Barack Obama‘s push for talks on an arms reduction treaty, Foreign Minister said in remarks broadcast Saturday.is ready for more nuclear weapons cuts and welcomes President
Russia is believed to have fewer warheads than the U.S. and has indicated it wants a binding deal on further reductions, but Lavrov’s remarks were the clearest statement in the issue since Obama took office last month.
The Kremlin, meanwhile, has called on the Obama administration to abandon policies set by his predecessor George W. Bush, including plans for a missile shield based in former Soviet satellite states and the expansion of NATO into Georgia and Ukraine. Lavrov said Russia had long pressed the Bush administration in vain for a clear response to proposals for replacing the 1991 , or START, when it expires in December.
By STEVE GUTTERMAN, Associated Press Writer
On Thursday, a spokesman for U.S. Secretary ofsaid a replacement treaty for START would be put on a fast track, and that the Obama administration was committed to cuts but had not decided how deep.
“We are ready to go further on the path of reductions and limitations,” Lavrov said, adding only the caveat that Russia’s overarching goal is to ensure its security.
START limited the United States and Russia to 6,000 nuclear warheads each. In 2002, Bush and Vladimir Putin, then president of Russia, agreed on a treaty that set a target of 1,700 to 2,000 deployed strategic warheads on each side by 2012.

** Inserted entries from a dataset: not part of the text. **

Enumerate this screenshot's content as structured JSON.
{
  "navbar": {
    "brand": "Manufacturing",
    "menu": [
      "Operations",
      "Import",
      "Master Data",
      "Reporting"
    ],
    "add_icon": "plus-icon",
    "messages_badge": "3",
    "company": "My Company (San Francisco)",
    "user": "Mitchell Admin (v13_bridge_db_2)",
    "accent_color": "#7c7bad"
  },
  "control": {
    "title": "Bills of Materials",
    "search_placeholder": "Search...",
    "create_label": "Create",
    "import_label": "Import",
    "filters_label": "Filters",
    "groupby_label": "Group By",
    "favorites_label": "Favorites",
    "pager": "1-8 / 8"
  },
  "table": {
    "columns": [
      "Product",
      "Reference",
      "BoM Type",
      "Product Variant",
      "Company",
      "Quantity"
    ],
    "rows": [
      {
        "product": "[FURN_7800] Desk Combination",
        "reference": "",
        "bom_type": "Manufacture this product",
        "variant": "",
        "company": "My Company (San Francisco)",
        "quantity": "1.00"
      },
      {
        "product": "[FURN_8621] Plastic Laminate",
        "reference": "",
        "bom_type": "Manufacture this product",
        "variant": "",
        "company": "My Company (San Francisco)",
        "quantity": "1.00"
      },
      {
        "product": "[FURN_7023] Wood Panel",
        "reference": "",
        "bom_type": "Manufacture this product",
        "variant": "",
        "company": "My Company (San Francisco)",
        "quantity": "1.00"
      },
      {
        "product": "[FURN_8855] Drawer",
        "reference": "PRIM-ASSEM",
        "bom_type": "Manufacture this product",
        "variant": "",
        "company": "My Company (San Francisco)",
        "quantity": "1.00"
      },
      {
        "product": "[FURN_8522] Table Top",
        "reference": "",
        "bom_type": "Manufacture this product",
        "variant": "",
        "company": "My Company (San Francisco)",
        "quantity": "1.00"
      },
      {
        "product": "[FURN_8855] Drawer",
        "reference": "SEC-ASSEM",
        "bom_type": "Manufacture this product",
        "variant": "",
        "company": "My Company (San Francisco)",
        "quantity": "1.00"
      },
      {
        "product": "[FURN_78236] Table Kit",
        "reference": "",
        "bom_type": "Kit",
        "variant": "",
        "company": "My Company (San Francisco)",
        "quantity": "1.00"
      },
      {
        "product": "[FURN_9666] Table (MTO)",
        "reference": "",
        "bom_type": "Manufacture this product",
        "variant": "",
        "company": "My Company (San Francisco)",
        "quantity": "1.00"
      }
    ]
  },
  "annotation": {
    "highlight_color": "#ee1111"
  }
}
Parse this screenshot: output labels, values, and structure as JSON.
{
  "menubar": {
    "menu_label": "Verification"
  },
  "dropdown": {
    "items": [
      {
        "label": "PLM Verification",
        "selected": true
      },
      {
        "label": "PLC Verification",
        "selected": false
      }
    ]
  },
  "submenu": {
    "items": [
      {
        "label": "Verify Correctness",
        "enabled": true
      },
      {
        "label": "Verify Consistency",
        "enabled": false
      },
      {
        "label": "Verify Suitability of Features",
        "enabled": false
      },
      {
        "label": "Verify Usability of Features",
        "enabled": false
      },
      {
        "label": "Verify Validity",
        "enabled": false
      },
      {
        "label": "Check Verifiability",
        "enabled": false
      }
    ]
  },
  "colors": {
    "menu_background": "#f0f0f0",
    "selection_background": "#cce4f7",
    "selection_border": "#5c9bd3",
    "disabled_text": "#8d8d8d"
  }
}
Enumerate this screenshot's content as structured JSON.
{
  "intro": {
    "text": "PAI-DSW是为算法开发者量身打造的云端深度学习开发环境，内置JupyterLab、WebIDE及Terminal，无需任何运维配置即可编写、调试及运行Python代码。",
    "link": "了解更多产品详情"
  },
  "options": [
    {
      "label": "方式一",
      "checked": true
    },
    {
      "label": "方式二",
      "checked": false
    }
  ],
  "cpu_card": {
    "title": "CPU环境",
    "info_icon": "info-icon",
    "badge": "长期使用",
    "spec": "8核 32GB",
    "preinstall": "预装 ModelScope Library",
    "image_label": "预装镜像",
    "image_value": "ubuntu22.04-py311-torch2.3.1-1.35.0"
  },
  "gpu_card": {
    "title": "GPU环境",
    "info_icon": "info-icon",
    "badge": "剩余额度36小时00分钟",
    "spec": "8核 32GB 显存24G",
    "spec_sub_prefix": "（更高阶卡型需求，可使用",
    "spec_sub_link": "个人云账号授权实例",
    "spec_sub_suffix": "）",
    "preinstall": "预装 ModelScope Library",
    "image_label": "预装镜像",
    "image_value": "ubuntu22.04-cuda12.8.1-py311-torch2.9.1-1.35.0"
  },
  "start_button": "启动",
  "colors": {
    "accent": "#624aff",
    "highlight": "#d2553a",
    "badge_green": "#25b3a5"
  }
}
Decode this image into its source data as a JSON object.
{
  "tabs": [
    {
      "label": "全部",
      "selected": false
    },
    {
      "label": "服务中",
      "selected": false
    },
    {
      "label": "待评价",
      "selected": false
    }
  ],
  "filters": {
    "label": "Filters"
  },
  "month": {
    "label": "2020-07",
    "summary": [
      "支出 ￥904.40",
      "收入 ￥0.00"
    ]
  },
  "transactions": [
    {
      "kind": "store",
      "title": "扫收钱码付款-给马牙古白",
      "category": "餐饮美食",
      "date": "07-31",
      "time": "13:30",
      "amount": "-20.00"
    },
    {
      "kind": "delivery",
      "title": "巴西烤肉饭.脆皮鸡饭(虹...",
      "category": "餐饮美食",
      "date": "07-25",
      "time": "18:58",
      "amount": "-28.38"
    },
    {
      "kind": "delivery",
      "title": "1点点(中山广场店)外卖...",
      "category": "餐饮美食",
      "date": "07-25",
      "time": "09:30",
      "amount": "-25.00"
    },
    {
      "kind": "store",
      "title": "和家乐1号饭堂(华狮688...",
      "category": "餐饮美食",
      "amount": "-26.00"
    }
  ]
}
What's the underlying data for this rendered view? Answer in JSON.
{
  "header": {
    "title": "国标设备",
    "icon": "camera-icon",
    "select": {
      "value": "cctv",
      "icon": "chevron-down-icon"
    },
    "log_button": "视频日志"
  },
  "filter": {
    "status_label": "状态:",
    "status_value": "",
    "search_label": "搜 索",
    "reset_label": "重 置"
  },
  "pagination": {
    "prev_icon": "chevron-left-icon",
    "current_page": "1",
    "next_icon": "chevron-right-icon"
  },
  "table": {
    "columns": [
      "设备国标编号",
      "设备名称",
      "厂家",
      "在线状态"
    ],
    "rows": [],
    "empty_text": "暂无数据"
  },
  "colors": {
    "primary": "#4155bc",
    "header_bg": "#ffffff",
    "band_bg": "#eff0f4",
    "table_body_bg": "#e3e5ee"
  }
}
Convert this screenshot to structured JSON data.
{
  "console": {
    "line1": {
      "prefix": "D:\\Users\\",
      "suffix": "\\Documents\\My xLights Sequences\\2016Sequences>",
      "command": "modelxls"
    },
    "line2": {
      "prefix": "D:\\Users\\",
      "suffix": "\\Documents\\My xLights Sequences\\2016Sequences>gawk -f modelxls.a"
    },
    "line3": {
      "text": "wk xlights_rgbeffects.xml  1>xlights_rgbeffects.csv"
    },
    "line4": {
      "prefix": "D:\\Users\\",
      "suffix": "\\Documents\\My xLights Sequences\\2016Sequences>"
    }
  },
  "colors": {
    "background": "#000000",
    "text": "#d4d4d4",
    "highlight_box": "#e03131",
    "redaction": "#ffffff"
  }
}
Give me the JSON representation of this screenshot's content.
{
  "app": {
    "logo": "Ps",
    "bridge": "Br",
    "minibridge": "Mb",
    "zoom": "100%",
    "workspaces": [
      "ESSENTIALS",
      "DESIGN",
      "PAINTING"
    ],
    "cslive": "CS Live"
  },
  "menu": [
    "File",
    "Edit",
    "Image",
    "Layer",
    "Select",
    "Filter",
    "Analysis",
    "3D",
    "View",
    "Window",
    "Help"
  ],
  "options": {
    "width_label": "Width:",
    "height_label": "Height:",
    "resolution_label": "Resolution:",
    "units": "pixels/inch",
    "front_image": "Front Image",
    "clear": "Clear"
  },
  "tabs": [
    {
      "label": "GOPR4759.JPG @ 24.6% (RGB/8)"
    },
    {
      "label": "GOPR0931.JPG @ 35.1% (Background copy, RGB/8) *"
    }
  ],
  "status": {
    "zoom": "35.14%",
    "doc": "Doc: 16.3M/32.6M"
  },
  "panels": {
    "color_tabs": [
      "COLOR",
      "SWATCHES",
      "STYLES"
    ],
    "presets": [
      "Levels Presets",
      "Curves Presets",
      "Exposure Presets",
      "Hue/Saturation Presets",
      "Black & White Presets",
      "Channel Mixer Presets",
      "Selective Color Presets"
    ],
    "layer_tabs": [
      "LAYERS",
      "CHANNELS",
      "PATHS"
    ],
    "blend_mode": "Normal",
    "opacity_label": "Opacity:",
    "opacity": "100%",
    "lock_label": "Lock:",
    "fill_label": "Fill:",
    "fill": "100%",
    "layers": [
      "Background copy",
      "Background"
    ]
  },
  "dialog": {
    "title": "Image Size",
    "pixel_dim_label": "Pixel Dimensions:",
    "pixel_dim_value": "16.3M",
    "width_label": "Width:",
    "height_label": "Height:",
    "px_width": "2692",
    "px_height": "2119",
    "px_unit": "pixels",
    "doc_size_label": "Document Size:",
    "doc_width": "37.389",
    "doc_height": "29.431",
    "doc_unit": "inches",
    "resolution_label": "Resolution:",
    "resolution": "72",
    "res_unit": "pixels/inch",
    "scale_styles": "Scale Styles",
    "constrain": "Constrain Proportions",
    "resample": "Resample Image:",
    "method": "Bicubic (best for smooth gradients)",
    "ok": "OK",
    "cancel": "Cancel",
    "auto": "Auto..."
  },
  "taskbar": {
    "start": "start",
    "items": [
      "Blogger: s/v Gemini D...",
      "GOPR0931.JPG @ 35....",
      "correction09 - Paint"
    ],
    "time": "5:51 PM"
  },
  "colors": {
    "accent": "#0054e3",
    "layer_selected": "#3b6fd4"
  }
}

Lavrov made no mention of specific numbers in the brief remarks. Asked about media reports claiming a reduction of up to 80 percent could be in the works, he said he had not heard them and that nothing had been confirmed officially.